of upon the financial or economic system will weigh in

6 of 8
06-05-2018 13:16:36 :::
Crl. Misc. M-8565-2014 -7-

the balance.”

8. This High Court too in Jasvir Kaur and another vs.

Manpreet Kaur, CRM-M-29792 of 2011, decided on 01.04.2015 and Amit

Aggarwal and others vs. Sanjay Aggarwal and others, CRM-M-36736 of

2014, decided on 31.05.2016, has allowed the petitions under Section 482

Cr.P.C. and quashed the complaints filed under the DV Act, holding them to

be an abuse of process of law.

9. In the case in hand, the marriage between the respondent-

complainant and the petitioners’ son was solemnized on 04.03.2010 and

thereafter, they started living separately from the petitioners herein in a

rented accommodation and also taken away all the dowry articles/goods

related to them and also sworn a joint affidavit to this effect before the

Executive Magistrate, Ludhiana on 07.09.2011 (Annexure P-2). In the said

joint affidavit dated 07.09.2011, it is clearly mentioned that the respondent-

complainant and the petitioners’ son have left with no concern with the

petitioners herein. It is also mentioned therein that as per compromise dated

09.07.2011, all her ornaments have been received by the respondent-

complainant, apart from dowry articles/istridhan. It is further mentioned

therein that the respondent-complainant and her husband have separated

their mess and residence from petitioner No.1. Till the time, the respondent-

complainant and her husband separate from the petitioners herein, there is

no complaint of domestic violence made by the respondent-complainant.

This court has also minutely gone through the complaint filed by the

respondent-complainant under the DV Act (Annexure P-1) which does not

find mention any allegations qua the petitioners herein either specific or

7 of 8
06-05-2018 13:16:36 :::
Crl. Misc. M-8565-2014 -8-

general, which forced the respondent-complainant to invoke the provisions

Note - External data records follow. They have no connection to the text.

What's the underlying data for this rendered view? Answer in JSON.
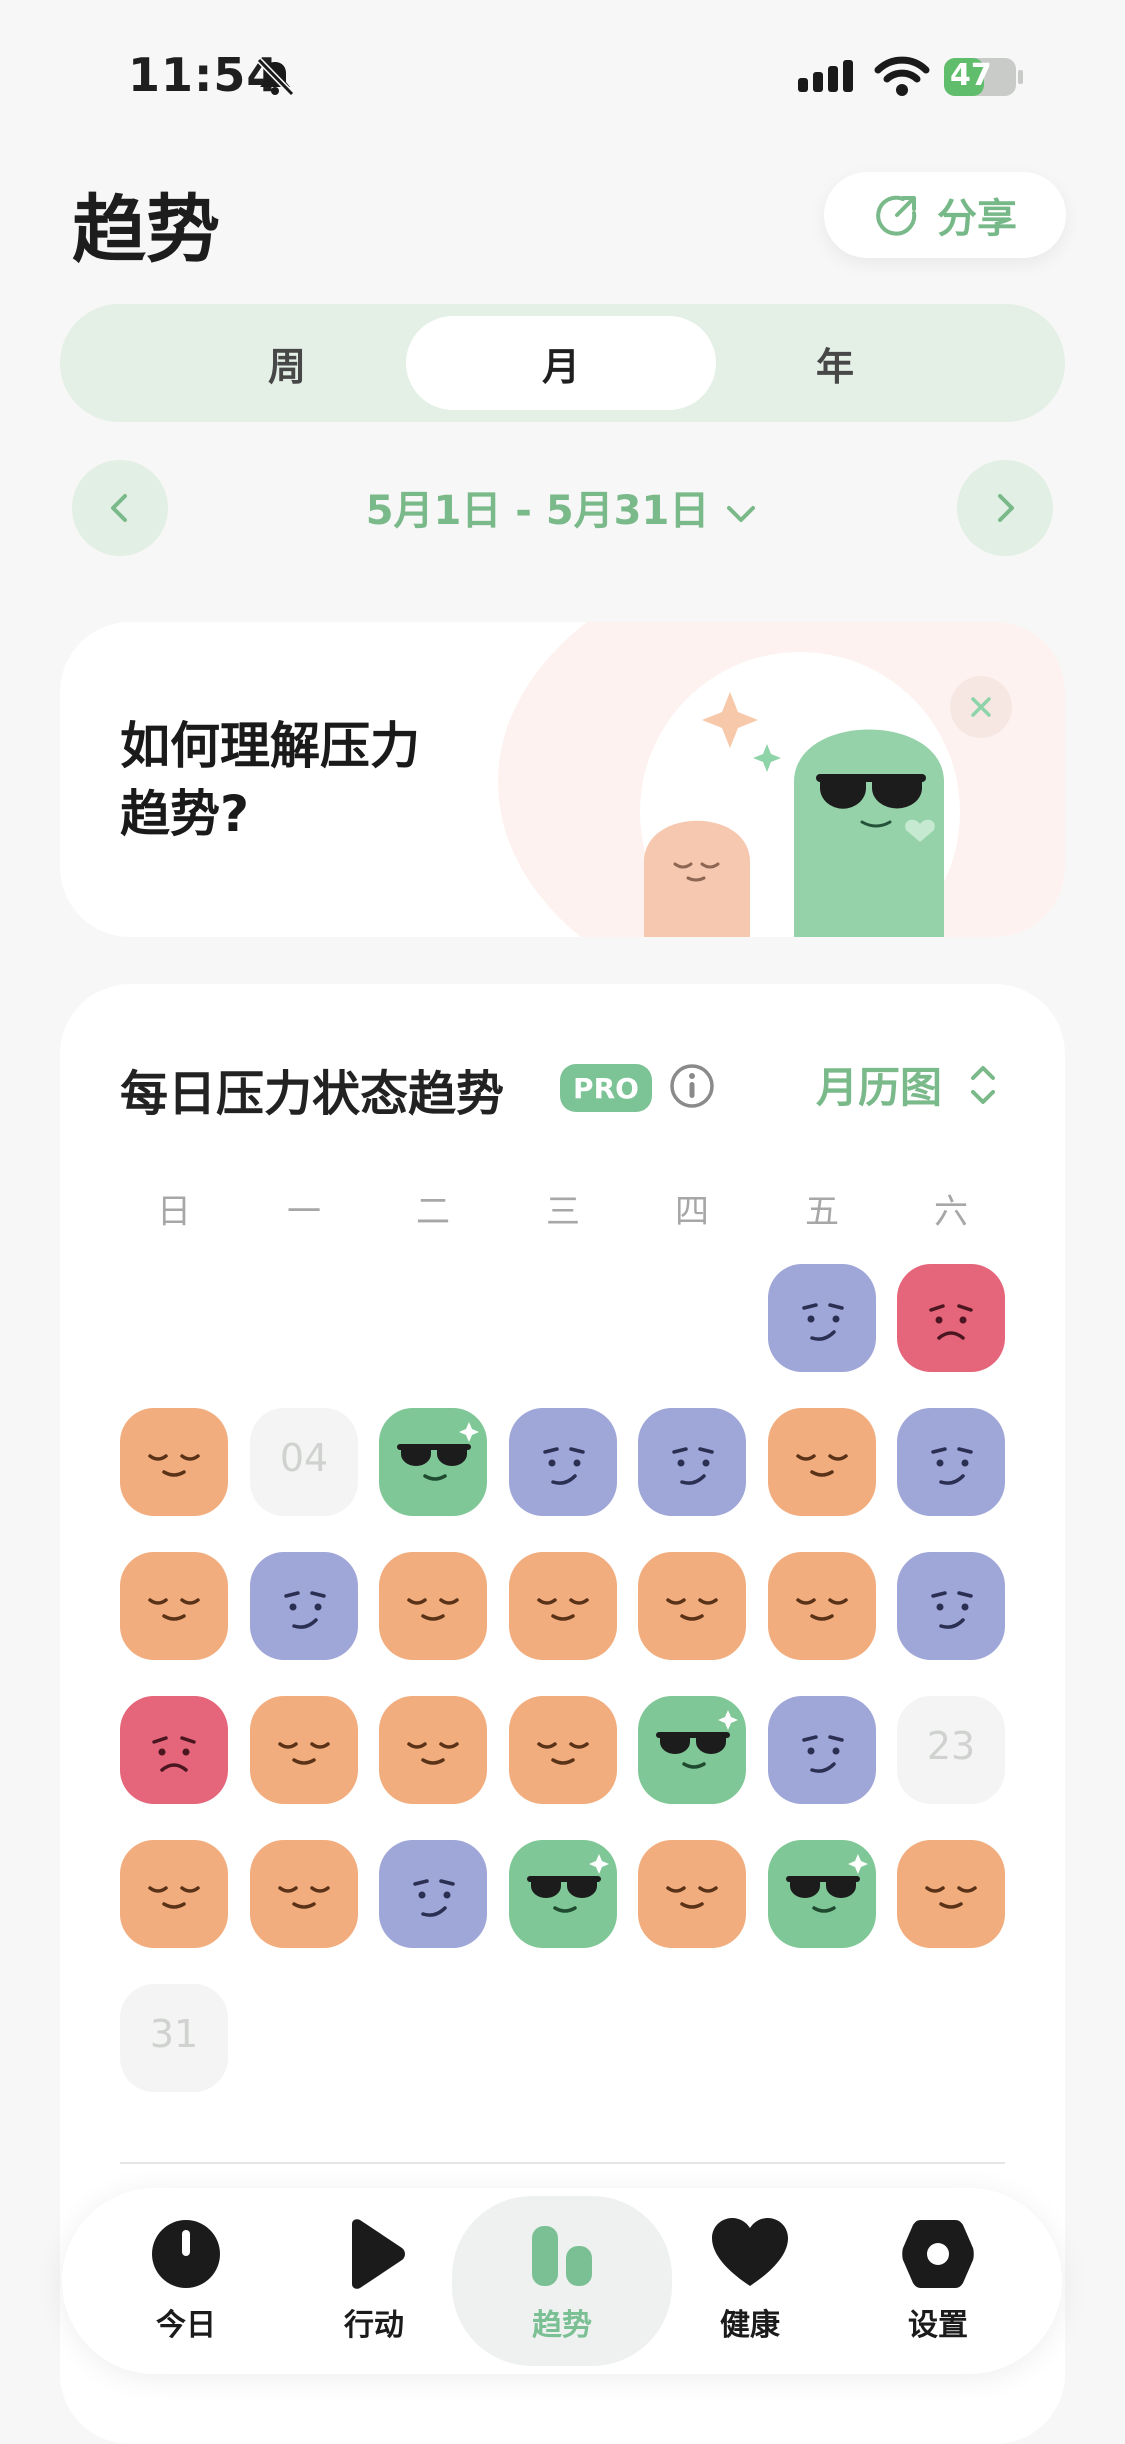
{
  "status_bar": {
    "time": "11:54",
    "battery": "47"
  },
  "header": {
    "title": "趋势",
    "share_label": "分享"
  },
  "segments": [
    {
      "label": "周"
    },
    {
      "label": "月",
      "active": true
    },
    {
      "label": "年"
    }
  ],
  "date_range": {
    "label": "5月1日 - 5月31日"
  },
  "promo": {
    "line1": "如何理解压力",
    "line2": "趋势?"
  },
  "calendar": {
    "title": "每日压力状态趋势",
    "pro": "PRO",
    "view_label": "月历图",
    "weekdays": [
      "日",
      "一",
      "二",
      "三",
      "四",
      "五",
      "六"
    ],
    "empty_days": [
      "04",
      "23",
      "31"
    ]
  },
  "colors": {
    "accent": "#7ab989",
    "orange": "#f2ad7e",
    "purple": "#9fa6d8",
    "green": "#7fc796",
    "red": "#e5657a"
  },
  "tabbar": [
    {
      "label": "今日",
      "icon": "clock-icon"
    },
    {
      "label": "行动",
      "icon": "play-icon"
    },
    {
      "label": "趋势",
      "icon": "chart-icon",
      "active": true
    },
    {
      "label": "健康",
      "icon": "heart-icon"
    },
    {
      "label": "设置",
      "icon": "settings-icon"
    }
  ]
}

of the DV Act qua the petitioners herein. Moreover, no reply has been filed

on behalf of the respondent-complainant to the instant petition and even

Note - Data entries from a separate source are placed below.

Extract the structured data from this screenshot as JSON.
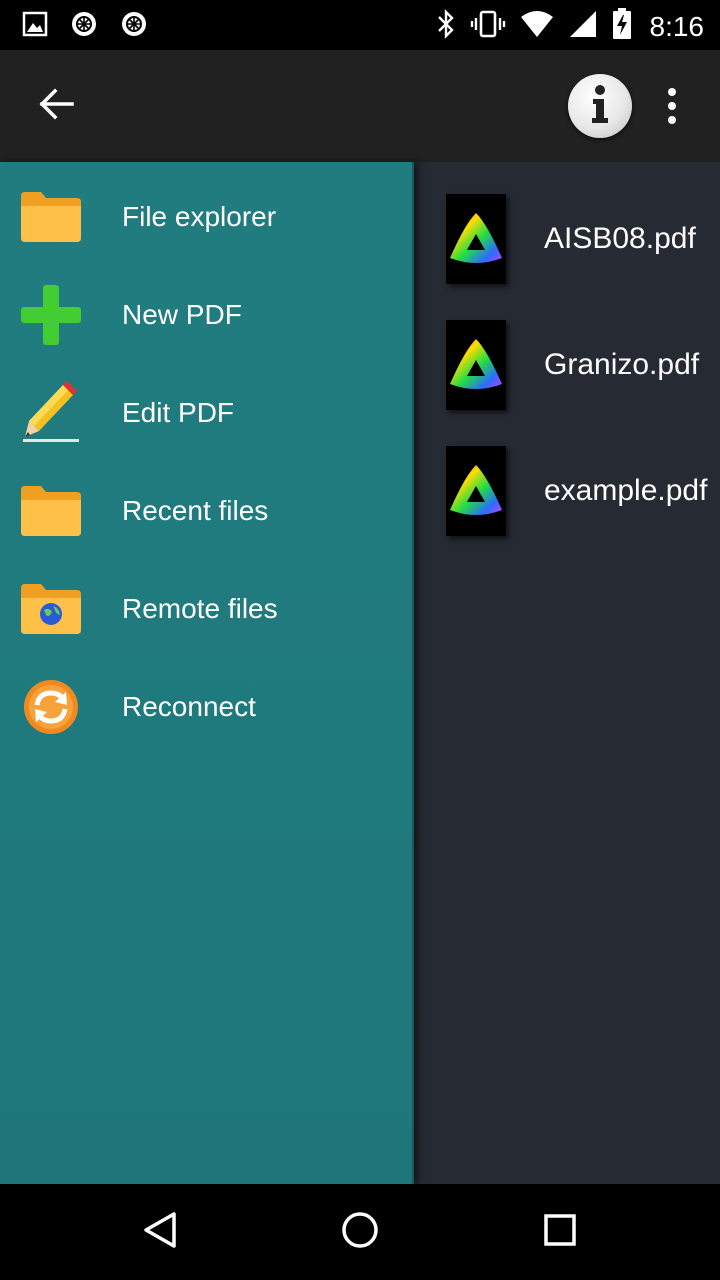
{
  "status_bar": {
    "time": "8:16",
    "left_icons": [
      "image-notification-icon",
      "app-notification-icon",
      "app-notification-icon"
    ],
    "right_icons": [
      "bluetooth-icon",
      "vibrate-icon",
      "wifi-icon",
      "signal-icon",
      "battery-charging-icon"
    ]
  },
  "app_bar": {
    "back_icon": "arrow-left-icon",
    "info_icon": "info-icon",
    "overflow_icon": "more-vert-icon"
  },
  "drawer": {
    "items": [
      {
        "label": "File explorer",
        "icon": "folder-icon"
      },
      {
        "label": "New PDF",
        "icon": "plus-icon"
      },
      {
        "label": "Edit PDF",
        "icon": "pencil-icon"
      },
      {
        "label": "Recent files",
        "icon": "folder-icon"
      },
      {
        "label": "Remote files",
        "icon": "globe-folder-icon"
      },
      {
        "label": "Reconnect",
        "icon": "refresh-icon"
      }
    ],
    "colors": {
      "background": "#217c80"
    }
  },
  "files": [
    {
      "name": "AISB08.pdf"
    },
    {
      "name": "Granizo.pdf"
    },
    {
      "name": "example.pdf"
    }
  ],
  "nav_bar": {
    "icons": [
      "back-triangle-icon",
      "home-circle-icon",
      "recents-square-icon"
    ]
  },
  "colors": {
    "app_bar": "#212121",
    "content_background": "#262a33",
    "drawer": "#217c80"
  }
}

despite several opportunities being granted, no one put in appearance on

behalf of the respondent-complainant to address arguments on her behalf.

Therefore, from the averments made in the complaint itself, it is abundantly

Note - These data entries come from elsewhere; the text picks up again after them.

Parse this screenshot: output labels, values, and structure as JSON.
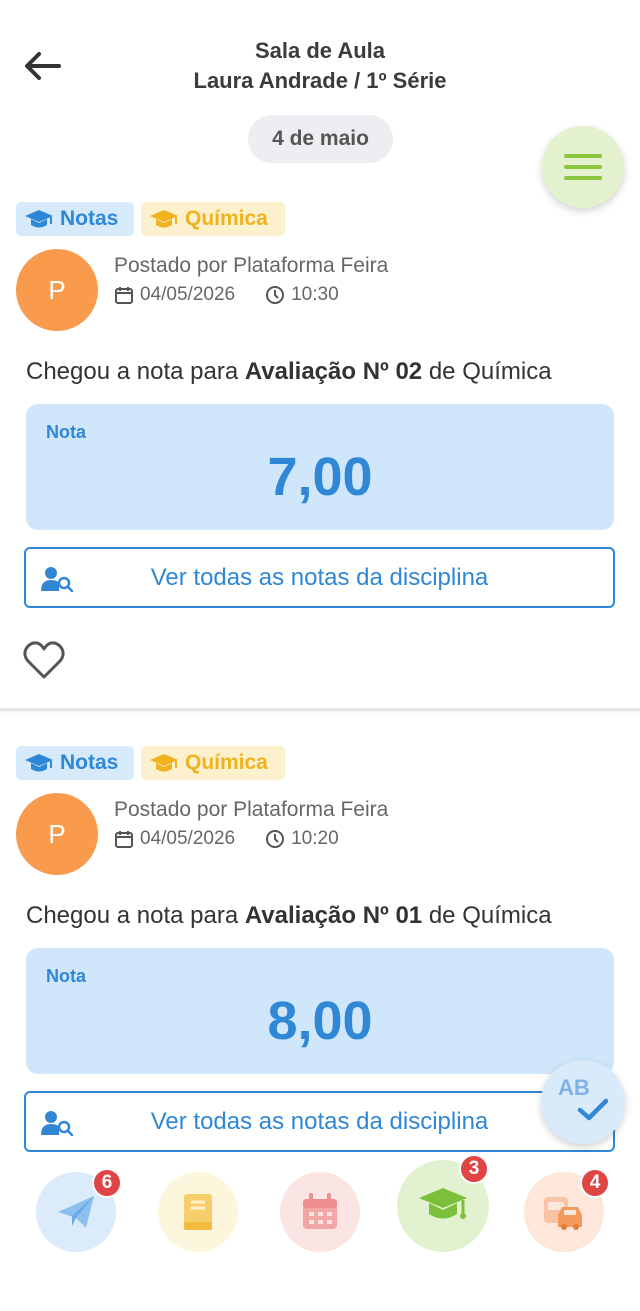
{
  "header": {
    "title": "Sala de Aula",
    "subtitle": "Laura Andrade / 1º Série",
    "back_icon": "arrow-left-icon"
  },
  "date_label": "4 de maio",
  "colors": {
    "accent_blue": "#2f87d6",
    "grade_bg": "#cfe6fb",
    "tag_yellow": "#f0b21f",
    "avatar_orange": "#f99a4c",
    "menu_green": "#8cc63f",
    "badge_red": "#e04545"
  },
  "posts": [
    {
      "tags": [
        "Notas",
        "Química"
      ],
      "avatar_initial": "P",
      "posted_by": "Postado por Plataforma Feira",
      "date": "04/05/2026",
      "time": "10:30",
      "message_prefix": "Chegou a nota para ",
      "message_bold": "Avaliação Nº 02",
      "message_suffix": " de Química",
      "grade_label": "Nota",
      "grade_value": "7,00",
      "see_all_label": "Ver todas as notas da disciplina"
    },
    {
      "tags": [
        "Notas",
        "Química"
      ],
      "avatar_initial": "P",
      "posted_by": "Postado por Plataforma Feira",
      "date": "04/05/2026",
      "time": "10:20",
      "message_prefix": "Chegou a nota para ",
      "message_bold": "Avaliação Nº 01",
      "message_suffix": " de Química",
      "grade_label": "Nota",
      "grade_value": "8,00",
      "see_all_label": "Ver todas as notas da disciplina"
    }
  ],
  "ab_fab_label": "AB",
  "bottom_nav": [
    {
      "icon": "paper-plane-icon",
      "badge": "6"
    },
    {
      "icon": "book-icon",
      "badge": ""
    },
    {
      "icon": "calendar-icon",
      "badge": ""
    },
    {
      "icon": "graduation-cap-icon",
      "badge": "3",
      "active": true
    },
    {
      "icon": "bus-car-icon",
      "badge": "4"
    }
  ]
}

clear that there is no reference as to how and in what manner, a domestic

relationship exists between the respondent-complainant and the petitioners

herein as defined in Section 2 (f) of the DV Act. Consequently, the

complaint filed under the DV Act is clearly not maintainable against

petitioners herein.

10. In view of the foregoing discussion and ratio of law, the

petition in hand stands allowed. Consequently, the complaint filed under the

DV Act along with all the subsequent proceedings arising out of the same,

including the impugned summoning order, are hereby quashed qua the

petitioners herein.

(JAISHREE THAKUR)
April 23, 2018 JUDGE
vijay saini

Whether speaking/reasoned Yes/No
Whether reportable Yes/No

8 of 8
06-05-2018 13:16:36 :::

Leave a Reply

Your email address will not be published. Required fields are marked *

Copyright © 2020 SC and HC Judgments Online at MyNation
×

Free Legal Help, Just WhatsApp Away

MyNation HELP line

We are Not Lawyers, but No Lawyer will give you Advice like We do

Please read Group Rules – CLICK HERE, If You agree then Please Register CLICK HERE and after registration  JOIN WELCOME GROUP HERE

We handle Women Centric biased laws like False Sectioin 498A IPC, Domestic Violence(DV ACT), Divorce, Maintenance, Alimony, Child Custody, HMA 24, 125 CrPc, 307, 312, 313, 323, 354, 376, 377, 406, 420, 497, 506, 509; TEP, RTI and many more…

MyNation FoundationMyNation FoundationMyNation Foundation